EXERCISE REQUIREMENTS: Copy each entry verbatim, excluding its images.

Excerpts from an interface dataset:
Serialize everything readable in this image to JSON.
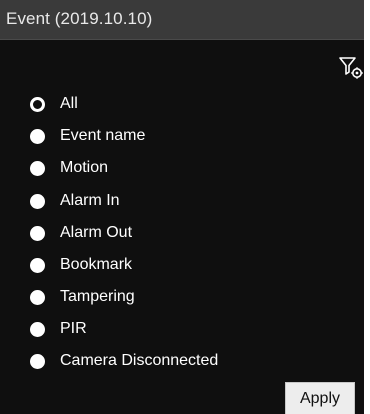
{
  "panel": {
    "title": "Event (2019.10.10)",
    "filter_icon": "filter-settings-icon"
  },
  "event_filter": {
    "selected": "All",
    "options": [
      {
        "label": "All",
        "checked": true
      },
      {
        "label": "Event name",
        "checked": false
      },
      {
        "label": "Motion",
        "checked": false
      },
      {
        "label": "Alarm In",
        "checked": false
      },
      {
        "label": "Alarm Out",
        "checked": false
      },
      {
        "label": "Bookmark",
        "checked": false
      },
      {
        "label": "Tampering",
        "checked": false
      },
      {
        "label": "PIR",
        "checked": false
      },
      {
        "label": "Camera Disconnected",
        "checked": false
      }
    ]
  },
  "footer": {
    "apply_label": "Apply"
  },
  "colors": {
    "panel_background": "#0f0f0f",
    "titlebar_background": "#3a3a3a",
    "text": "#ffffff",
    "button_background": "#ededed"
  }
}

COMPLETED EXERCISE:
Serialize everything readable in this image to JSON.
{
  "panel": {
    "title": "Event (2019.10.10)",
    "filter_icon": "filter-settings-icon"
  },
  "event_filter": {
    "selected": "All",
    "options": [
      {
        "label": "All",
        "checked": true
      },
      {
        "label": "Event name",
        "checked": false
      },
      {
        "label": "Motion",
        "checked": false
      },
      {
        "label": "Alarm In",
        "checked": false
      },
      {
        "label": "Alarm Out",
        "checked": false
      },
      {
        "label": "Bookmark",
        "checked": false
      },
      {
        "label": "Tampering",
        "checked": false
      },
      {
        "label": "PIR",
        "checked": false
      },
      {
        "label": "Camera Disconnected",
        "checked": false
      }
    ]
  },
  "footer": {
    "apply_label": "Apply"
  },
  "colors": {
    "panel_background": "#0f0f0f",
    "titlebar_background": "#3a3a3a",
    "text": "#ffffff",
    "button_background": "#ededed"
  }
}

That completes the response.